Lanelle, the property manager at this apt complex would like begonias to be planted for the annuals in the spring. Are begonias good to plant for the heat stress and im sure they will last longer than pansies yes? What do you personally plant, she wants these to last well into the summer. So if the begonias are good when should i throw them in?

Thanks

Lanelle
03-23-2001, 01:00 AM
Pansies are a cool season annual. Begonias like the hot weather and will last until fall frost. Don't plant them until the danger of frost is past---early May. If there is water available those will be a good choice. If the area is dry and won't get much watering, you might try vinca.
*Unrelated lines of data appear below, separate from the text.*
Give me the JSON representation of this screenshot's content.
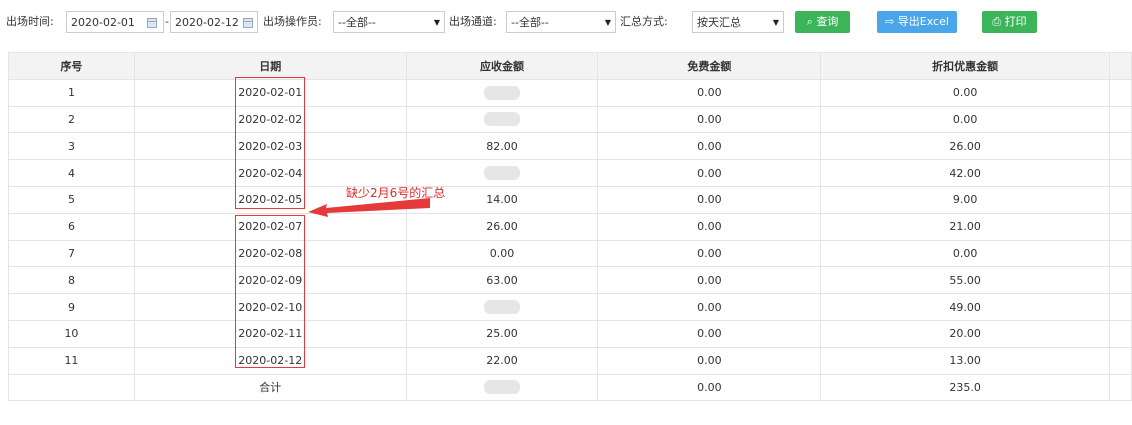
{
  "filters": {
    "time_label": "出场时间:",
    "start_date": "2020-02-01",
    "date_separator": "-",
    "end_date": "2020-02-12",
    "operator_label": "出场操作员:",
    "operator_value": "--全部--",
    "channel_label": "出场通道:",
    "channel_value": "--全部--",
    "summary_label": "汇总方式:",
    "summary_value": "按天汇总"
  },
  "buttons": {
    "query": "查询",
    "export": "导出Excel",
    "print": "打印"
  },
  "table": {
    "columns": [
      "序号",
      "日期",
      "应收金额",
      "免费金额",
      "折扣优惠金额"
    ],
    "rows": [
      {
        "no": "1",
        "date": "2020-02-01",
        "receivable": "",
        "free": "0.00",
        "discount": "0.00"
      },
      {
        "no": "2",
        "date": "2020-02-02",
        "receivable": "",
        "free": "0.00",
        "discount": "0.00"
      },
      {
        "no": "3",
        "date": "2020-02-03",
        "receivable": "82.00",
        "free": "0.00",
        "discount": "26.00"
      },
      {
        "no": "4",
        "date": "2020-02-04",
        "receivable": "",
        "free": "0.00",
        "discount": "42.00"
      },
      {
        "no": "5",
        "date": "2020-02-05",
        "receivable": "14.00",
        "free": "0.00",
        "discount": "9.00"
      },
      {
        "no": "6",
        "date": "2020-02-07",
        "receivable": "26.00",
        "free": "0.00",
        "discount": "21.00"
      },
      {
        "no": "7",
        "date": "2020-02-08",
        "receivable": "0.00",
        "free": "0.00",
        "discount": "0.00"
      },
      {
        "no": "8",
        "date": "2020-02-09",
        "receivable": "63.00",
        "free": "0.00",
        "discount": "55.00"
      },
      {
        "no": "9",
        "date": "2020-02-10",
        "receivable": "",
        "free": "0.00",
        "discount": "49.00"
      },
      {
        "no": "10",
        "date": "2020-02-11",
        "receivable": "25.00",
        "free": "0.00",
        "discount": "20.00"
      },
      {
        "no": "11",
        "date": "2020-02-12",
        "receivable": "22.00",
        "free": "0.00",
        "discount": "13.00"
      }
    ],
    "total": {
      "no": "",
      "date": "合计",
      "receivable": "",
      "free": "0.00",
      "discount": "235.0"
    }
  },
  "annotation": {
    "text": "缺少2月6号的汇总",
    "color": "#e02b2b"
  },
  "colors": {
    "green_button": "#3cb55a",
    "blue_button": "#4aa6e8",
    "header_bg": "#f3f3f3",
    "highlight_box": "#e63a3a"
  },
  "icons": {
    "calendar": "calendar-icon",
    "dropdown": "caret-down-icon",
    "search": "search-icon",
    "export": "export-icon",
    "print": "printer-icon",
    "arrow": "arrow-left-icon"
  }
}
We also like the Wave petunias.

Landscaping Unlimited
03-23-2001, 05:51 PM
Ref;Annuals planted in mulch, Ive been in this line of work for a long time now, have always planted both annuals and perennials in mulch and neverhad a problem or call back, some old idears about what can and cannot be done are still around,and as always still work.I even place some plantings into mulch, And now ill really get some guys up set, I plant annuals directley into 3/8 barn stone and even gravel been doing it for maney years, and again never a problem, try it at your own home, remember water is the key factor.

diginahole
03-23-2001, 09:21 PM
Planting annuals in mulch is ok by me too. Around here we use mainly cedar mulch, it seems to eat up the nitrogen so fertilizing every other week helps alot.